July 2, 2012 by stormsignals
In the Fall of 2001, I visited the classroom of someone I’d worked with in the music industry. She’d taken a new career path and was now a college professor, teaching music business courses.
I had no formal speech or presentation planned for her class that day. As a matter of fact, it was an odd time, for this was only days after 9/11. Due to that tragedy I’d been stranded in Miami, having traveled there the evening of 9/10 for a NARM board meeting the next morning (which didn’t happen, of course, nor did the entire NARM convention that would have occupied the following few days). Sure, there were worse places to be stuck, but the somber mood of those few days and the nervousness about even getting on a plane kept me from thinking much about what I’d say to her classroom once I finally made it to her campus outside of Nashville.
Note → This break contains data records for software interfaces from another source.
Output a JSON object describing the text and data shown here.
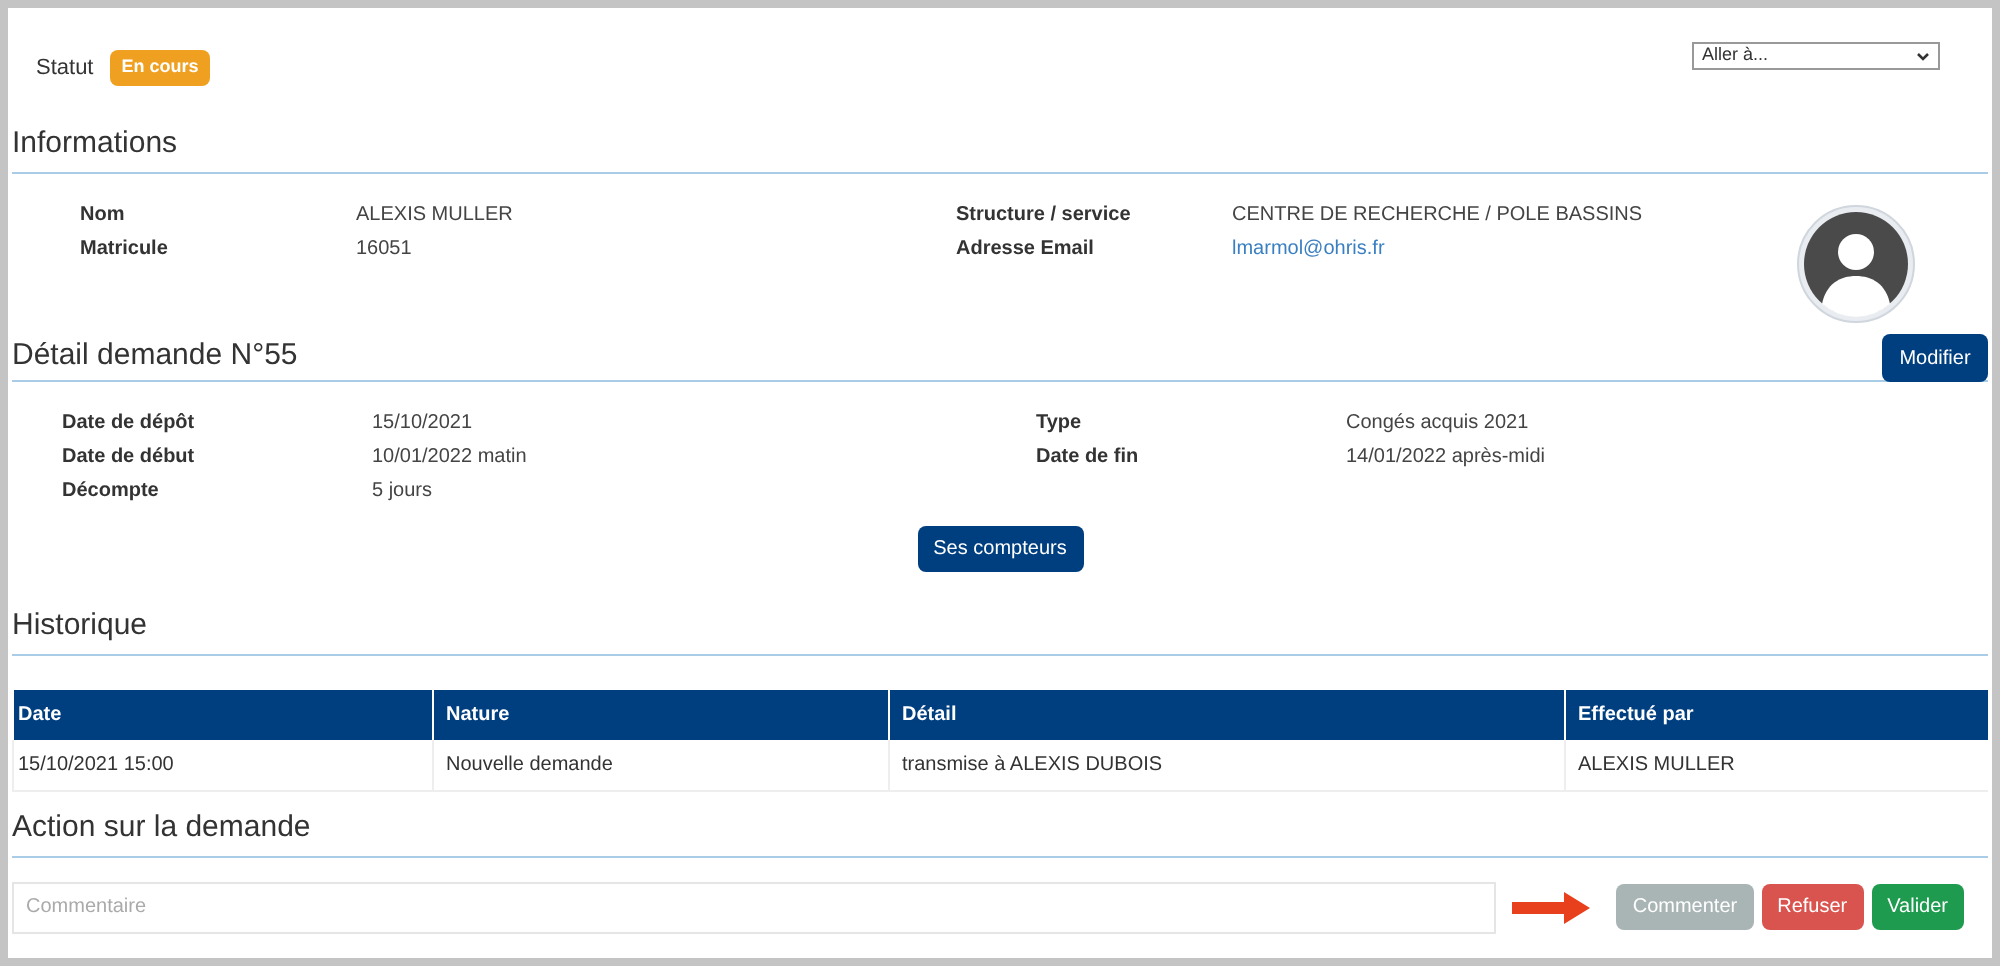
{
  "status": {
    "label": "Statut",
    "badge": "En cours"
  },
  "goto": {
    "value": "Aller à..."
  },
  "informations": {
    "title": "Informations",
    "left": [
      {
        "label": "Nom",
        "value": "ALEXIS MULLER"
      },
      {
        "label": "Matricule",
        "value": "16051"
      }
    ],
    "right": [
      {
        "label": "Structure / service",
        "value": "CENTRE DE RECHERCHE / POLE BASSINS"
      },
      {
        "label": "Adresse Email",
        "value": "lmarmol@ohris.fr",
        "kind": "link"
      }
    ]
  },
  "detail": {
    "title": "Détail demande N°55",
    "button": "Modifier",
    "left": [
      {
        "label": "Date de dépôt",
        "value": "15/10/2021"
      },
      {
        "label": "Date de début",
        "value": "10/01/2022 matin"
      },
      {
        "label": "Décompte",
        "value": "5 jours"
      }
    ],
    "right": [
      {
        "label": "Type",
        "value": "Congés acquis 2021"
      },
      {
        "label": "Date de fin",
        "value": "14/01/2022 après-midi"
      }
    ],
    "counters_button": "Ses compteurs"
  },
  "historique": {
    "title": "Historique",
    "columns": [
      "Date",
      "Nature",
      "Détail",
      "Effectué par"
    ],
    "rows": [
      [
        "15/10/2021 15:00",
        "Nouvelle demande",
        "transmise à ALEXIS DUBOIS",
        "ALEXIS MULLER"
      ]
    ]
  },
  "action": {
    "title": "Action sur la demande",
    "comment": {
      "placeholder": "Commentaire"
    },
    "buttons": [
      {
        "label": "Commenter",
        "color": "#a9b5b5"
      },
      {
        "label": "Refuser",
        "color": "#d9534f"
      },
      {
        "label": "Valider",
        "color": "#1e9b4f"
      }
    ]
  }
}
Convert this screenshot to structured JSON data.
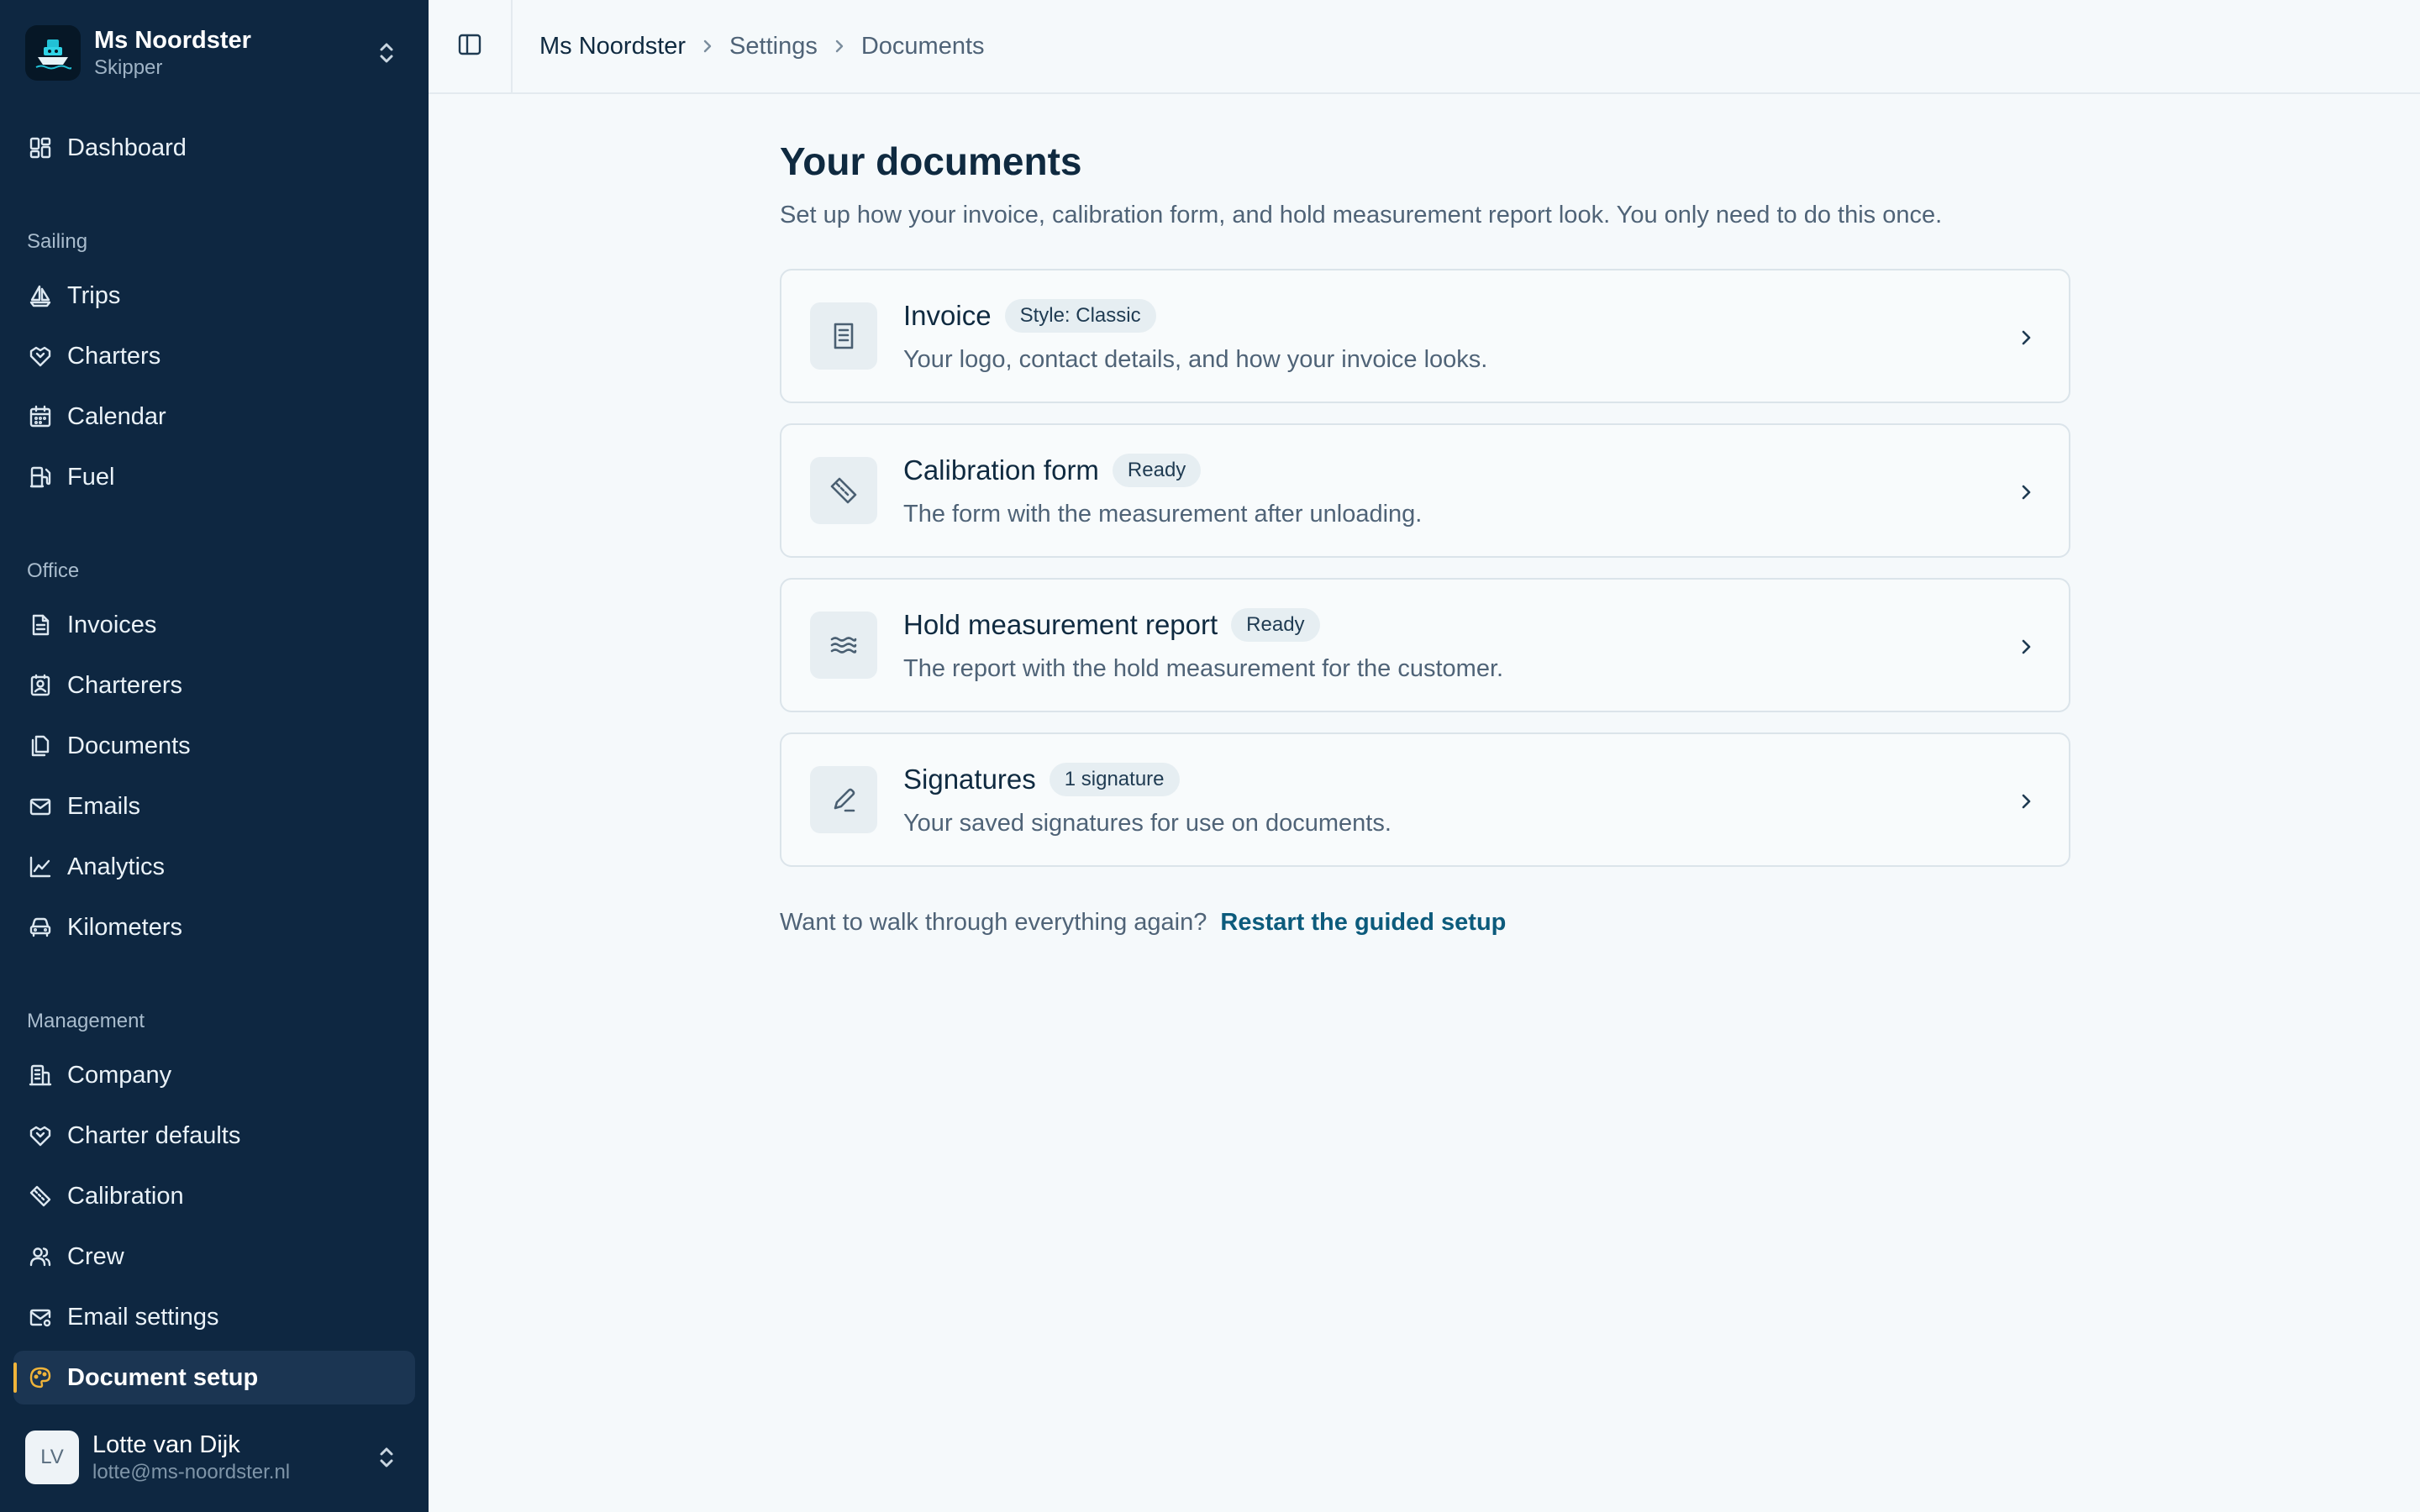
{
  "vessel": {
    "name": "Ms Noordster",
    "role": "Skipper"
  },
  "nav": {
    "dashboard": "Dashboard",
    "sections": [
      {
        "label": "Sailing",
        "items": [
          "Trips",
          "Charters",
          "Calendar",
          "Fuel"
        ]
      },
      {
        "label": "Office",
        "items": [
          "Invoices",
          "Charterers",
          "Documents",
          "Emails",
          "Analytics",
          "Kilometers"
        ]
      },
      {
        "label": "Management",
        "items": [
          "Company",
          "Charter defaults",
          "Calibration",
          "Crew",
          "Email settings",
          "Document setup"
        ]
      }
    ],
    "active": "Document setup"
  },
  "user": {
    "initials": "LV",
    "name": "Lotte van Dijk",
    "email": "lotte@ms-noordster.nl"
  },
  "breadcrumb": [
    "Ms Noordster",
    "Settings",
    "Documents"
  ],
  "page": {
    "title": "Your documents",
    "subtitle": "Set up how your invoice, calibration form, and hold measurement report look. You only need to do this once."
  },
  "cards": [
    {
      "title": "Invoice",
      "badge": "Style: Classic",
      "description": "Your logo, contact details, and how your invoice looks.",
      "icon": "receipt-icon"
    },
    {
      "title": "Calibration form",
      "badge": "Ready",
      "description": "The form with the measurement after unloading.",
      "icon": "ruler-icon"
    },
    {
      "title": "Hold measurement report",
      "badge": "Ready",
      "description": "The report with the hold measurement for the customer.",
      "icon": "waves-icon"
    },
    {
      "title": "Signatures",
      "badge": "1 signature",
      "description": "Your saved signatures for use on documents.",
      "icon": "pen-icon"
    }
  ],
  "restart": {
    "question": "Want to walk through everything again?",
    "link": "Restart the guided setup"
  },
  "colors": {
    "sidebar": "#0e2741",
    "accent": "#f0b43a",
    "link": "#0c5b7c"
  }
}
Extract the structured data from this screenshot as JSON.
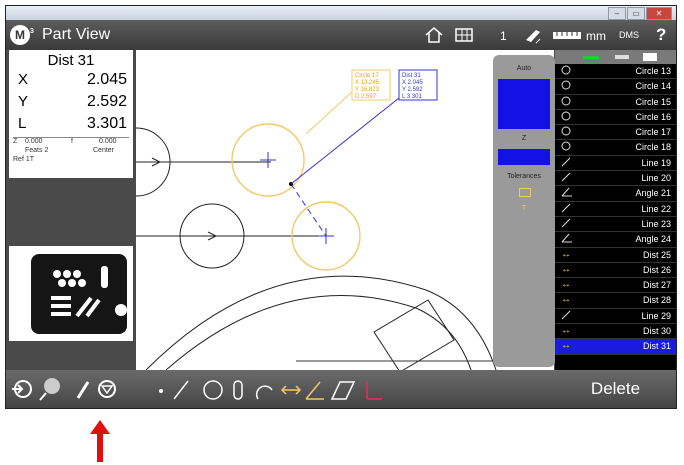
{
  "window": {
    "minimize": "–",
    "maximize": "▭",
    "close": "✕"
  },
  "toolbar": {
    "logo": "M",
    "logo_sup": "3",
    "title": "Part View",
    "home_icon": "home-icon",
    "grid_icon": "grid-icon",
    "count": "1",
    "units": "mm",
    "angle_mode": "DMS",
    "help": "?"
  },
  "dro": {
    "title": "Dist 31",
    "rows": [
      {
        "label": "X",
        "value": "2.045"
      },
      {
        "label": "Y",
        "value": "2.592"
      },
      {
        "label": "L",
        "value": "3.301"
      }
    ],
    "z_label": "Z",
    "z_value": "0.000",
    "f_label": "f",
    "f_value": "0.000",
    "feats_label": "Feats 2",
    "center_label": "Center",
    "ref_label": "Ref 1T"
  },
  "right_pane": {
    "auto_label": "Auto",
    "z_label": "Z",
    "tolerances_label": "Tolerances",
    "tol_t": "T"
  },
  "callouts": {
    "circle": {
      "title": "Circle 17",
      "x": "X  13.245",
      "y": "Y  16.823",
      "d": "D   2.597"
    },
    "dist": {
      "title": "Dist 31",
      "x": "X  2.045",
      "y": "Y  2.592",
      "l": "L  3.301"
    }
  },
  "features": [
    {
      "icon": "circle-icon",
      "label": "Circle 13",
      "selected": false
    },
    {
      "icon": "circle-icon",
      "label": "Circle 14",
      "selected": false
    },
    {
      "icon": "circle-icon",
      "label": "Circle 15",
      "selected": false
    },
    {
      "icon": "circle-icon",
      "label": "Circle 16",
      "selected": false
    },
    {
      "icon": "circle-icon",
      "label": "Circle 17",
      "selected": false
    },
    {
      "icon": "circle-icon",
      "label": "Circle 18",
      "selected": false
    },
    {
      "icon": "line-icon",
      "label": "Line 19",
      "selected": false
    },
    {
      "icon": "line-icon",
      "label": "Line 20",
      "selected": false
    },
    {
      "icon": "angle-icon",
      "label": "Angle 21",
      "selected": false
    },
    {
      "icon": "line-icon",
      "label": "Line 22",
      "selected": false
    },
    {
      "icon": "line-icon",
      "label": "Line 23",
      "selected": false
    },
    {
      "icon": "angle-icon",
      "label": "Angle 24",
      "selected": false
    },
    {
      "icon": "distance-icon",
      "label": "Dist 25",
      "selected": false
    },
    {
      "icon": "distance-icon",
      "label": "Dist 26",
      "selected": false
    },
    {
      "icon": "distance-icon",
      "label": "Dist 27",
      "selected": false
    },
    {
      "icon": "distance-icon",
      "label": "Dist 28",
      "selected": false
    },
    {
      "icon": "line-icon",
      "label": "Line 29",
      "selected": false
    },
    {
      "icon": "distance-icon",
      "label": "Dist 30",
      "selected": false
    },
    {
      "icon": "distance-icon",
      "label": "Dist 31",
      "selected": true
    }
  ],
  "bottom": {
    "delete_label": "Delete"
  },
  "colors": {
    "accent_blue": "#1b1bdd",
    "feature_orange": "#f4c86a",
    "dimension_blue": "#3333cc",
    "arrow_red": "#e01010"
  }
}
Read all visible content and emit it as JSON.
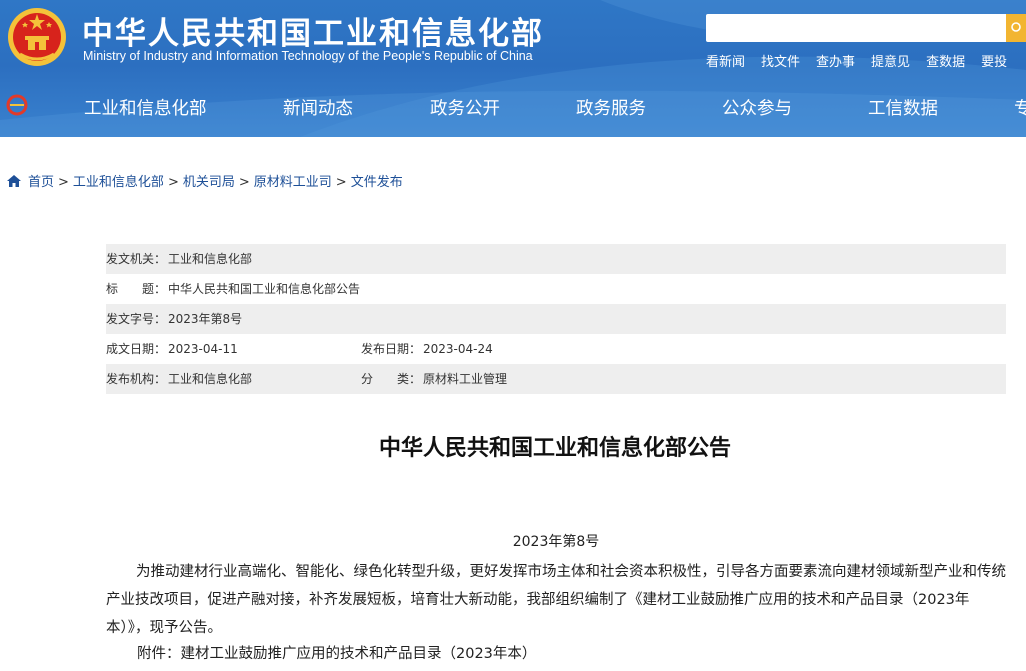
{
  "header": {
    "title": "中华人民共和国工业和信息化部",
    "subtitle": "Ministry of Industry and Information Technology of the People's Republic of China",
    "search_placeholder": "",
    "quick_links": [
      "看新闻",
      "找文件",
      "查办事",
      "提意见",
      "查数据",
      "要投"
    ]
  },
  "nav": {
    "items": [
      "工业和信息化部",
      "新闻动态",
      "政务公开",
      "政务服务",
      "公众参与",
      "工信数据",
      "专"
    ]
  },
  "breadcrumb": {
    "items": [
      "首页",
      "工业和信息化部",
      "机关司局",
      "原材料工业司",
      "文件发布"
    ],
    "separator": ">"
  },
  "meta": {
    "issuer_label": "发文机关：",
    "issuer": "工业和信息化部",
    "title_label": "标　　题：",
    "title": "中华人民共和国工业和信息化部公告",
    "doc_no_label": "发文字号：",
    "doc_no": "2023年第8号",
    "written_label": "成文日期：",
    "written": "2023-04-11",
    "published_label": "发布日期：",
    "published": "2023-04-24",
    "publisher_label": "发布机构：",
    "publisher": "工业和信息化部",
    "category_label": "分　　类：",
    "category": "原材料工业管理"
  },
  "article": {
    "title": "中华人民共和国工业和信息化部公告",
    "doc_no": "2023年第8号",
    "paragraph": "为推动建材行业高端化、智能化、绿色化转型升级，更好发挥市场主体和社会资本积极性，引导各方面要素流向建材领域新型产业和传统产业技改项目，促进产融对接，补齐发展短板，培育壮大新动能，我部组织编制了《建材工业鼓励推广应用的技术和产品目录（2023年本）》，现予公告。",
    "attachment": "附件：建材工业鼓励推广应用的技术和产品目录（2023年本）"
  },
  "colors": {
    "header_blue": "#2f77c6",
    "search_button": "#f2b531",
    "link_blue": "#1d4f97",
    "row_shade": "#eeeeee"
  },
  "icons": [
    "national-emblem-icon",
    "search-icon",
    "nav-logo-icon",
    "home-icon"
  ]
}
When we talked prior to that afternoon, though, she told me a few things about the courses and what the students were studying. As she described these things I could only think about how lucky those students were. Before she’d informed me of the specifics of her career change I had no idea that music business programs existed at colleges. I could only imagine how cool it would have been to study the music business in college. I’ll admit I was a little envious of her students.
And that’s what I told them when I stood at the front of the classroom that day. But as I spoke to them that day there was quite a comfortable feeling. As I conversed with a few of them afterward, one student said to me “you’re a good teacher”, and that sort of stuck with me as my friend and I made our way to her office for a break.
I was going to speak to a second class as well, in the early evening.
This one was going to be easier, though. All I had to do was share with them my story- how and why I got involved with the music industry.
There’s a scene in one of my favorite movies, The Blues Brothers, where Elwood and Joliet Jake are visiting a church at James Brown is the pastor. A rousing song and dance breaks out among the congregation (of course, if the Godfather of Soul is preaching!) as the Brothers watch it all happening. Then suddenly the Jake looks stunned while the clouds above the church open up and a light beams down from upon high, through the church windows, and Jake starts glowing, just before James Brown asks him “Do you see the LIGHT?”.
That’s the best I can do in describing the experience that evening. I guess it’s called a moment of clarity, inspiration, or something like that. It simply felt pretty comfortable conversing with those students that night. As my friend and I re-grouped afterward, I couldn’t help to ask at that point “sooooooooo…how would my FRIEND, if THEY wanted to teach the music business, go about it?” And she told me. The checklist that followed was all good and fine until she told me that I….uh…I mean my friend…would need to have a Master’s degree, and an MBA would make the best sense.
The rest of that night and the flight back to my home in Amarillo, TX, were spent debating how I could possibly go back to school at that point in my life. It all seemed pretty daunting. But hours after landing I’d already, through a co-worker, found a professor at nearby West Texas A&M University who walked me through what I’d need to do to get enrolled in the MBA program the following semester. The problem was that the final deadline was only about ten days away. But that was inconsequential because I’d have to take the GRE exam prior, which would have been impossible. That is, UNLESS I could show that I’d taken that exam before. I could only laugh as I responded that I think I actually did…a LONG time ago.
I read once that it can be easy to complain or feel defeated when things don’t quite go your way. But one way to deal with it is to remember times where the situation DOES go your way, especially if it was seemingly against the odds. So here’s one of mine…
The more I thought about it that night I was sure that I’d taken that GRE exam. A few months after starting my first job after college, the thought crossed my mind that even though I’d decided not to pursue a master’s degree it might be smart to take the GRE, what I understood to be a required exam for grad school consideration. I’d better take it then, because academia and all that I’d learned was quickly wearing off, along with the discipline of studying. So later that year I sat for the exam in Conway, AR, where I was living and working at the time. And when the scores arrived I simply filed the letter, with no need for them at the time. Since then a LOT of years had passed. God only knew where that letter was.
I was thinking “what the heck?” when I called my mom in Arkansas that night. I’m also pretty sure she thought I was out of my mind when I asked if she’d go down to the basement and stay on the phone with me when she went to the room where about thirty boxes of my stuff were stored. Within minutes she found the box I described as we talked, and not long after that she’d found the file folder I needed. She described each letter she found in it and sure enough, when she “graduate record examinations” I was more than shocked. The funny thing was that I’d never opened it and seen my scores.
Both stoked and shocked that mom had found that documentation, that was nothing compared to when I turned in my application the day before the deadline. The woman at the registrar’s office took a startled and second look at my GRE documentation (mom got it in the mail promptly) and informed me that, only a month or so later, my exam scores would have expired, so to speak. I would have had to re-take the GRE, more than fifteen years after graduating from college. Naturally, they’re only valid for so long. Apparently, my time had almost run out.
But as I left the campus that day, with everything that had happened, my timing seemed to me to be just about right.